So what’s Article II, and what’s all the fuss?
Here’s the deal: Article II is that section of the UUA’s by-laws that includes our Principles and Sources. Another section of the bylaws say that it’s supposed to be reviewed “not less than every 15 years”. Now, after a lot of discussion(the Commission was established in 2020), the Article II Study Commission has finalized its recommendations to the Board of the Unitarian Universalist Association.
Rewriting Article II is not really that radical an idea. It has actually seen a number of changes throughout the years. The original language from 1961—six Principles, with no Sources cited—was overhauled as the result of a review in the early 1980s, and the seventh Principle(affirming the interdependent web of all existence) and five Sources were added at that time. The sixth Source (earth-centered traditions) was added in 1995, according to an article in the UU WORLD from 2006.
The proposal is, I think, a really good attempt to clarify “who we are, what we’re about, and who we want to be”. It’s not perfect, of course. I’m sure UU’s across the country are picking it apart and writing scathing reviews of how terrible it is. The Commission itself recognizes that some will grieve for what is lost with the changes.
But this is also not the end of the story- keep in mind that the proposal now needs to go to the UUA Board, and then needs to be reviewed at this year’s General Assembly for delegates to discuss and vote on. So it’s not a “done deal” by any stretch of the imagination.
Admittedly, the proposed changes in Article II are substantial. Rather than listing seven Principles, the proposal lists 6 single words- Equity, Transformation, Generosity, Pluralism, Justice and Interdependence, with longer explanations of those terms. There’s also a very nice graphic surrounding a chalice with “Love” superimposed. As the graphic tries to illustrate, at the core of all we do is love.
The proposal also eliminates the admittedly unwieldy and ever growing list of “sources” section completely, in favor of this:
“Section C-2.3. Inspirations.
As Unitarian Universalists, we use, and are inspired by, sacred and secular

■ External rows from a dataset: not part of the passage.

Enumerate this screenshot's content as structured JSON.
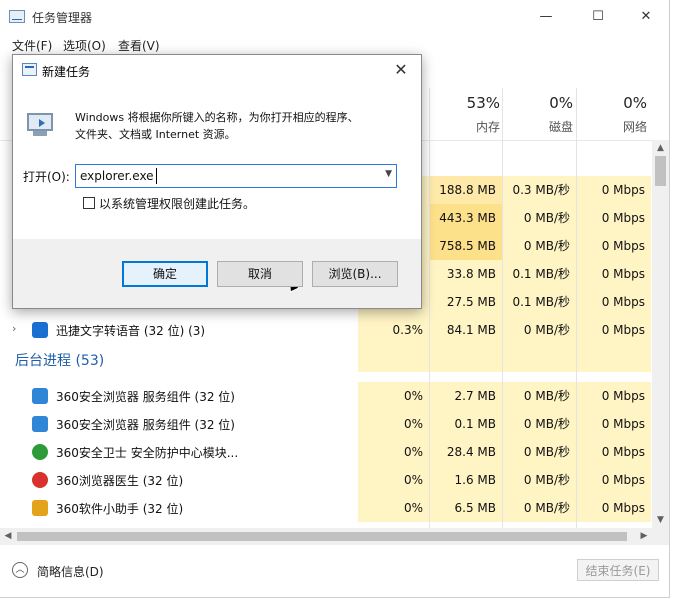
{
  "window": {
    "title": "任务管理器",
    "controls": {
      "minimize": "—",
      "maximize": "☐",
      "close": "✕"
    }
  },
  "menu": [
    "文件(F)",
    "选项(O)",
    "查看(V)"
  ],
  "columns": [
    {
      "pct": "53%",
      "label": "内存"
    },
    {
      "pct": "0%",
      "label": "磁盘"
    },
    {
      "pct": "0%",
      "label": "网络"
    }
  ],
  "top_rows": [
    {
      "cpu": "",
      "mem": "188.8 MB",
      "disk": "0.3 MB/秒",
      "net": "0 Mbps"
    },
    {
      "cpu": "",
      "mem": "443.3 MB",
      "disk": "0 MB/秒",
      "net": "0 Mbps"
    },
    {
      "cpu": "",
      "mem": "758.5 MB",
      "disk": "0 MB/秒",
      "net": "0 Mbps"
    },
    {
      "cpu": "",
      "mem": "33.8 MB",
      "disk": "0.1 MB/秒",
      "net": "0 Mbps"
    },
    {
      "cpu": "",
      "mem": "27.5 MB",
      "disk": "0.1 MB/秒",
      "net": "0 Mbps"
    },
    {
      "name": "迅捷文字转语音 (32 位) (3)",
      "cpu": "0.3%",
      "mem": "84.1 MB",
      "disk": "0 MB/秒",
      "net": "0 Mbps"
    }
  ],
  "background_section": {
    "title": "后台进程 (53)"
  },
  "bg_rows": [
    {
      "name": "360安全浏览器 服务组件 (32 位)",
      "cpu": "0%",
      "mem": "2.7 MB",
      "disk": "0 MB/秒",
      "net": "0 Mbps"
    },
    {
      "name": "360安全浏览器 服务组件 (32 位)",
      "cpu": "0%",
      "mem": "0.1 MB",
      "disk": "0 MB/秒",
      "net": "0 Mbps"
    },
    {
      "name": "360安全卫士 安全防护中心模块...",
      "cpu": "0%",
      "mem": "28.4 MB",
      "disk": "0 MB/秒",
      "net": "0 Mbps"
    },
    {
      "name": "360浏览器医生 (32 位)",
      "cpu": "0%",
      "mem": "1.6 MB",
      "disk": "0 MB/秒",
      "net": "0 Mbps"
    },
    {
      "name": "360软件小助手 (32 位)",
      "cpu": "0%",
      "mem": "6.5 MB",
      "disk": "0 MB/秒",
      "net": "0 Mbps"
    }
  ],
  "footer": {
    "fewer_details": "简略信息(D)",
    "end_task": "结束任务(E)"
  },
  "dialog": {
    "title": "新建任务",
    "description_line1": "Windows 将根据你所键入的名称，为你打开相应的程序、",
    "description_line2": "文件夹、文档或 Internet 资源。",
    "open_label": "打开(O):",
    "open_value": "explorer.exe",
    "admin_checkbox_label": "以系统管理权限创建此任务。",
    "admin_checked": false,
    "ok": "确定",
    "cancel": "取消",
    "browse": "浏览(B)..."
  },
  "icons": {
    "app": "task-manager-icon",
    "run": "run-dialog-icon",
    "row_colors": [
      "#1b6fd1",
      "#2f86d6",
      "#2f86d6",
      "#2f9a3a",
      "#d9312b",
      "#e3a31a"
    ]
  }
}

understandings that help us to live into our values. We respect the histories,
contexts and cultures in which they were created and are currently practiced. These sources ground us and sustain us in ordinary, difficult, and joyous times.
Grateful for the religious ancestries we inherit and the diversity which enriches
our faith, we are called to ever deepen and expand our wisdom.
So, what does that mean for us? While I certainly can’t speak for you, for me it doesn’t really mean all that much. My Unitarian Universalist faith is not dependent on the UUA, or the UUA’s bylaws. I might need to change my “elevator speech”. But saying something like, “We stand for Equity, Transformation, Generosity, Pluralism, Justice and Interdependence as expressions of Love” is actually easier than trying to list all Seven Principles and Six Sources.
We still have the freedom to believe what we must, we are still an independent congregation with a covenantal relationship with one another and with the UUA, we are still Unitarian Universalists. Love still can (and must!) guide us in all we do.
If you would like to see the proposal, here’s the link:
Wishing you peace and blessings,